Stored records
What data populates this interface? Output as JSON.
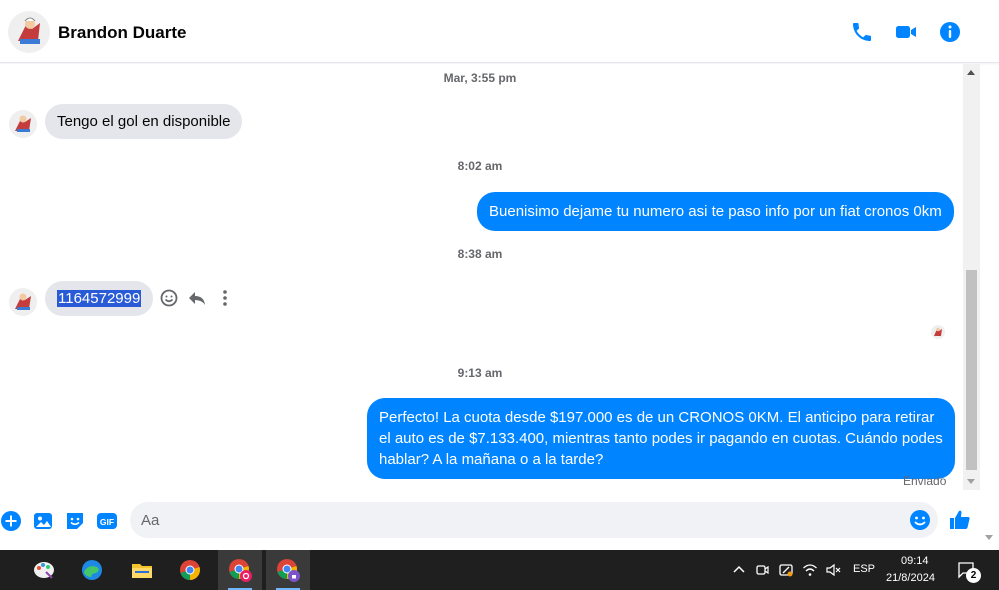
{
  "header": {
    "contact_name": "Brandon Duarte",
    "icons": [
      "phone-icon",
      "video-camera-icon",
      "info-icon"
    ],
    "accent_color": "#0084ff"
  },
  "chat": {
    "timestamps": [
      "Mar, 3:55 pm",
      "8:02 am",
      "8:38 am",
      "9:13 am"
    ],
    "msg1": "Tengo el gol en disponible",
    "msg2": "Buenisimo dejame tu numero asi te paso info por un fiat cronos 0km",
    "msg3": "1164572999",
    "msg4": "Perfecto! La cuota desde $197.000 es de un CRONOS 0KM. El anticipo para retirar el auto es de $7.133.400, mientras tanto podes ir pagando en cuotas. Cuándo podes hablar? A la mañana o a la tarde?",
    "status": "Enviado",
    "message_actions": [
      "emoji-react-icon",
      "reply-icon",
      "more-options-icon"
    ]
  },
  "composer": {
    "placeholder": "Aa",
    "value": "",
    "icons": [
      "add-icon",
      "photo-icon",
      "sticker-icon",
      "gif-icon",
      "emoji-icon",
      "like-icon"
    ]
  },
  "taskbar": {
    "apps": [
      "paint-app",
      "edge-app",
      "file-explorer-app",
      "chrome-app",
      "chrome-profile-app",
      "chrome-profile-2-app"
    ],
    "language": "ESP",
    "time": "09:14",
    "date": "21/8/2024",
    "notification_count": "2"
  }
}
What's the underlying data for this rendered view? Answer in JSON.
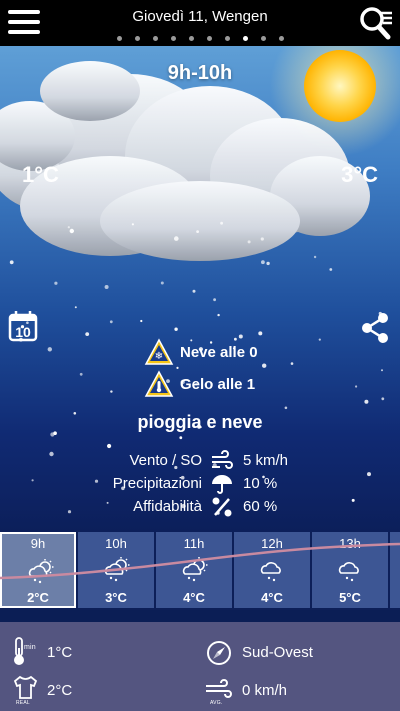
{
  "header": {
    "title": "Giovedì 11, Wengen",
    "page_dots": 10,
    "active_dot": 7
  },
  "forecast": {
    "time_range": "9h-10h",
    "temp_min": "1°C",
    "temp_max": "3°C",
    "alerts": [
      {
        "icon": "snow-warning-icon",
        "text": "Neve alle 0"
      },
      {
        "icon": "frost-warning-icon",
        "text": "Gelo alle 1"
      }
    ],
    "condition": "pioggia e neve",
    "stats": [
      {
        "label": "Vento / SO",
        "icon": "wind-icon",
        "value": "5 km/h"
      },
      {
        "label": "Precipitazioni",
        "icon": "umbrella-icon",
        "value": "10 %"
      },
      {
        "label": "Affidabilità",
        "icon": "percent-icon",
        "value": "60 %"
      }
    ]
  },
  "hourly": [
    {
      "hour": "9h",
      "temp": "2°C",
      "icon": "cloud-snow-sun-icon",
      "selected": true
    },
    {
      "hour": "10h",
      "temp": "3°C",
      "icon": "cloud-snow-sun-icon",
      "selected": false
    },
    {
      "hour": "11h",
      "temp": "4°C",
      "icon": "cloud-snow-sun-icon",
      "selected": false
    },
    {
      "hour": "12h",
      "temp": "4°C",
      "icon": "cloud-snow-icon",
      "selected": false
    },
    {
      "hour": "13h",
      "temp": "5°C",
      "icon": "cloud-snow-icon",
      "selected": false
    }
  ],
  "details": {
    "min_label": "min",
    "min_temp": "1°C",
    "real_label": "REAL",
    "real_temp": "2°C",
    "wind_direction": "Sud-Ovest",
    "avg_label": "AVG.",
    "avg_wind": "0 km/h"
  },
  "colors": {
    "topbar": "#000000",
    "hour_card": "#3d5694",
    "hour_card_selected": "#6c7fa8",
    "trend_line": "#c98aa0",
    "bottom_panel": "#545580",
    "sun": "#ffd54a"
  }
}
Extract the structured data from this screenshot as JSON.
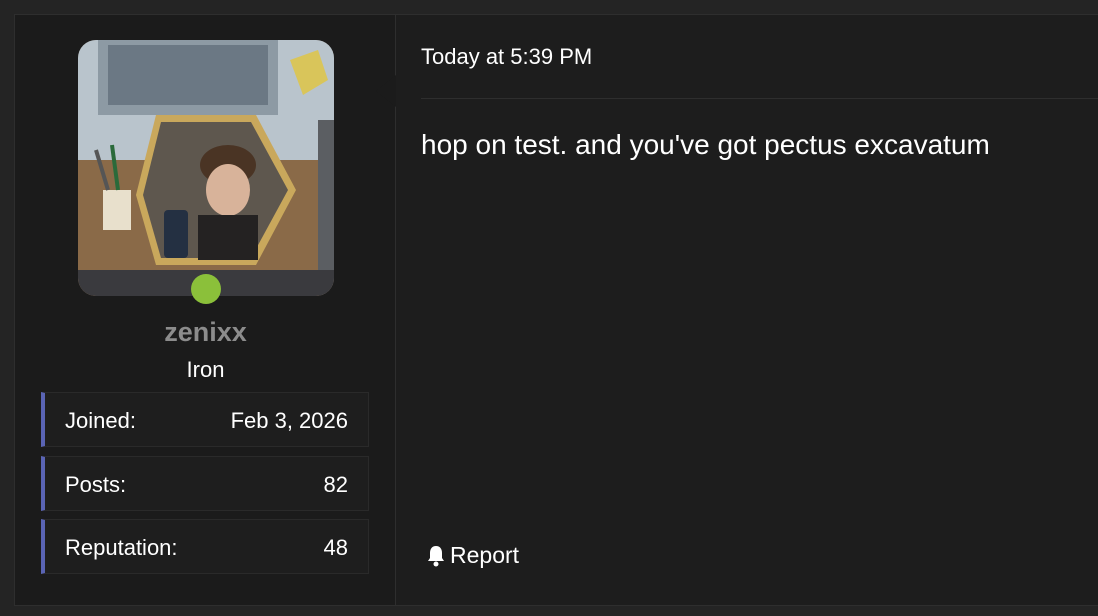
{
  "post": {
    "timestamp": "Today at 5:39 PM",
    "message": "hop on test. and you've got pectus excavatum",
    "report_label": "Report"
  },
  "user": {
    "username": "zenixx",
    "rank": "Iron",
    "online": true,
    "stats": [
      {
        "label": "Joined:",
        "value": "Feb 3, 2026"
      },
      {
        "label": "Posts:",
        "value": "82"
      },
      {
        "label": "Reputation:",
        "value": "48"
      }
    ]
  },
  "icons": {
    "report": "bell-icon",
    "status": "online-status-dot"
  },
  "colors": {
    "online": "#8bc03a",
    "stat_accent": "#5a64b4",
    "username": "#8c8c8c"
  }
}
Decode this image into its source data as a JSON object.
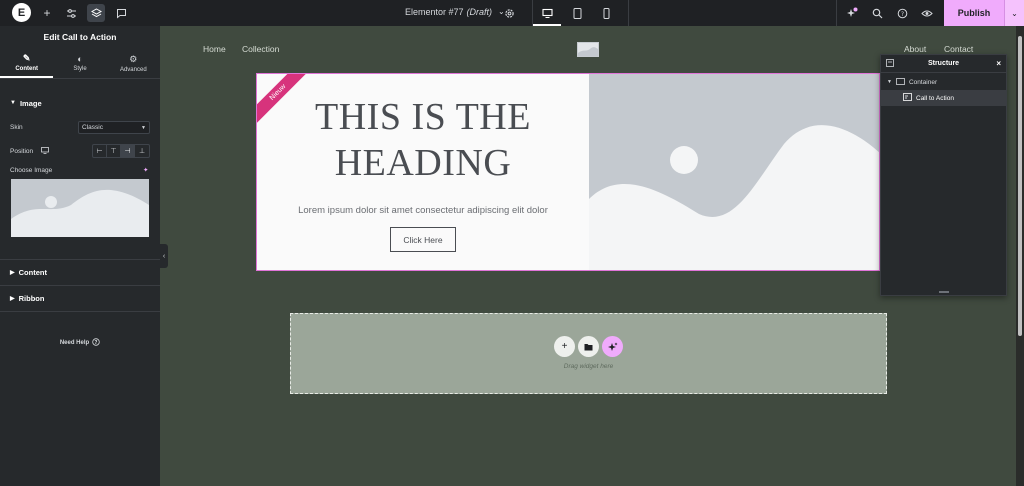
{
  "topbar": {
    "logo": "E",
    "add_icon": "+",
    "page_title": "Elementor #77",
    "page_status": "(Draft)",
    "publish_label": "Publish"
  },
  "panel": {
    "title": "Edit Call to Action",
    "tabs": [
      {
        "label": "Content",
        "icon": "pencil-icon"
      },
      {
        "label": "Style",
        "icon": "half-circle-icon"
      },
      {
        "label": "Advanced",
        "icon": "gear-icon"
      }
    ],
    "image_section": "Image",
    "skin_label": "Skin",
    "skin_value": "Classic",
    "position_label": "Position",
    "choose_image_label": "Choose Image",
    "content_section": "Content",
    "ribbon_section": "Ribbon",
    "need_help": "Need Help"
  },
  "canvas": {
    "nav": {
      "home": "Home",
      "collection": "Collection",
      "about": "About",
      "contact": "Contact"
    },
    "cta": {
      "ribbon": "Nieuw",
      "heading": "THIS IS THE HEADING",
      "description": "Lorem ipsum dolor sit amet consectetur adipiscing elit dolor",
      "button": "Click Here"
    },
    "drop_zone_label": "Drag widget here"
  },
  "structure": {
    "title": "Structure",
    "items": [
      {
        "label": "Container"
      },
      {
        "label": "Call to Action"
      }
    ]
  },
  "colors": {
    "canvas_bg": "#404a3f",
    "panel_bg": "#26292c",
    "accent_pink": "#f0abfc",
    "ribbon": "#d7337c"
  }
}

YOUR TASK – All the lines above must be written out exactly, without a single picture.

ANSWER TO THE PROBLEM –
What data populates this interface? Output as JSON.
{
  "header": {
    "contact_name": "Brandon Duarte",
    "icons": [
      "phone-icon",
      "video-camera-icon",
      "info-icon"
    ],
    "accent_color": "#0084ff"
  },
  "chat": {
    "timestamps": [
      "Mar, 3:55 pm",
      "8:02 am",
      "8:38 am",
      "9:13 am"
    ],
    "msg1": "Tengo el gol en disponible",
    "msg2": "Buenisimo dejame tu numero asi te paso info por un fiat cronos 0km",
    "msg3": "1164572999",
    "msg4": "Perfecto! La cuota desde $197.000 es de un CRONOS 0KM. El anticipo para retirar el auto es de $7.133.400, mientras tanto podes ir pagando en cuotas. Cuándo podes hablar? A la mañana o a la tarde?",
    "status": "Enviado",
    "message_actions": [
      "emoji-react-icon",
      "reply-icon",
      "more-options-icon"
    ]
  },
  "composer": {
    "placeholder": "Aa",
    "value": "",
    "icons": [
      "add-icon",
      "photo-icon",
      "sticker-icon",
      "gif-icon",
      "emoji-icon",
      "like-icon"
    ]
  },
  "taskbar": {
    "apps": [
      "paint-app",
      "edge-app",
      "file-explorer-app",
      "chrome-app",
      "chrome-profile-app",
      "chrome-profile-2-app"
    ],
    "language": "ESP",
    "time": "09:14",
    "date": "21/8/2024",
    "notification_count": "2"
  }
}
What's the underlying data for this rendered view? Answer in JSON.
{
  "header": {
    "title": "Giovedì 11, Wengen",
    "page_dots": 10,
    "active_dot": 7
  },
  "forecast": {
    "time_range": "9h-10h",
    "temp_min": "1°C",
    "temp_max": "3°C",
    "alerts": [
      {
        "icon": "snow-warning-icon",
        "text": "Neve alle 0"
      },
      {
        "icon": "frost-warning-icon",
        "text": "Gelo alle 1"
      }
    ],
    "condition": "pioggia e neve",
    "stats": [
      {
        "label": "Vento / SO",
        "icon": "wind-icon",
        "value": "5 km/h"
      },
      {
        "label": "Precipitazioni",
        "icon": "umbrella-icon",
        "value": "10 %"
      },
      {
        "label": "Affidabilità",
        "icon": "percent-icon",
        "value": "60 %"
      }
    ]
  },
  "hourly": [
    {
      "hour": "9h",
      "temp": "2°C",
      "icon": "cloud-snow-sun-icon",
      "selected": true
    },
    {
      "hour": "10h",
      "temp": "3°C",
      "icon": "cloud-snow-sun-icon",
      "selected": false
    },
    {
      "hour": "11h",
      "temp": "4°C",
      "icon": "cloud-snow-sun-icon",
      "selected": false
    },
    {
      "hour": "12h",
      "temp": "4°C",
      "icon": "cloud-snow-icon",
      "selected": false
    },
    {
      "hour": "13h",
      "temp": "5°C",
      "icon": "cloud-snow-icon",
      "selected": false
    }
  ],
  "details": {
    "min_label": "min",
    "min_temp": "1°C",
    "real_label": "REAL",
    "real_temp": "2°C",
    "wind_direction": "Sud-Ovest",
    "avg_label": "AVG.",
    "avg_wind": "0 km/h"
  },
  "colors": {
    "topbar": "#000000",
    "hour_card": "#3d5694",
    "hour_card_selected": "#6c7fa8",
    "trend_line": "#c98aa0",
    "bottom_panel": "#545580",
    "sun": "#ffd54a"
  }
}
Extract the structured data from this screenshot as JSON.
{
  "post": {
    "timestamp": "Today at 5:39 PM",
    "message": "hop on test. and you've got pectus excavatum",
    "report_label": "Report"
  },
  "user": {
    "username": "zenixx",
    "rank": "Iron",
    "online": true,
    "stats": [
      {
        "label": "Joined:",
        "value": "Feb 3, 2026"
      },
      {
        "label": "Posts:",
        "value": "82"
      },
      {
        "label": "Reputation:",
        "value": "48"
      }
    ]
  },
  "icons": {
    "report": "bell-icon",
    "status": "online-status-dot"
  },
  "colors": {
    "online": "#8bc03a",
    "stat_accent": "#5a64b4",
    "username": "#8c8c8c"
  }
}
Decode this image into its source data as a JSON object.
{
  "topbar": {
    "logo": "E",
    "add_icon": "+",
    "page_title": "Elementor #77",
    "page_status": "(Draft)",
    "publish_label": "Publish"
  },
  "panel": {
    "title": "Edit Call to Action",
    "tabs": [
      {
        "label": "Content",
        "icon": "pencil-icon"
      },
      {
        "label": "Style",
        "icon": "half-circle-icon"
      },
      {
        "label": "Advanced",
        "icon": "gear-icon"
      }
    ],
    "image_section": "Image",
    "skin_label": "Skin",
    "skin_value": "Classic",
    "position_label": "Position",
    "choose_image_label": "Choose Image",
    "content_section": "Content",
    "ribbon_section": "Ribbon",
    "need_help": "Need Help"
  },
  "canvas": {
    "nav": {
      "home": "Home",
      "collection": "Collection",
      "about": "About",
      "contact": "Contact"
    },
    "cta": {
      "ribbon": "Nieuw",
      "heading": "THIS IS THE HEADING",
      "description": "Lorem ipsum dolor sit amet consectetur adipiscing elit dolor",
      "button": "Click Here"
    },
    "drop_zone_label": "Drag widget here"
  },
  "structure": {
    "title": "Structure",
    "items": [
      {
        "label": "Container"
      },
      {
        "label": "Call to Action"
      }
    ]
  },
  "colors": {
    "canvas_bg": "#404a3f",
    "panel_bg": "#26292c",
    "accent_pink": "#f0abfc",
    "ribbon": "#d7337c"
  }
}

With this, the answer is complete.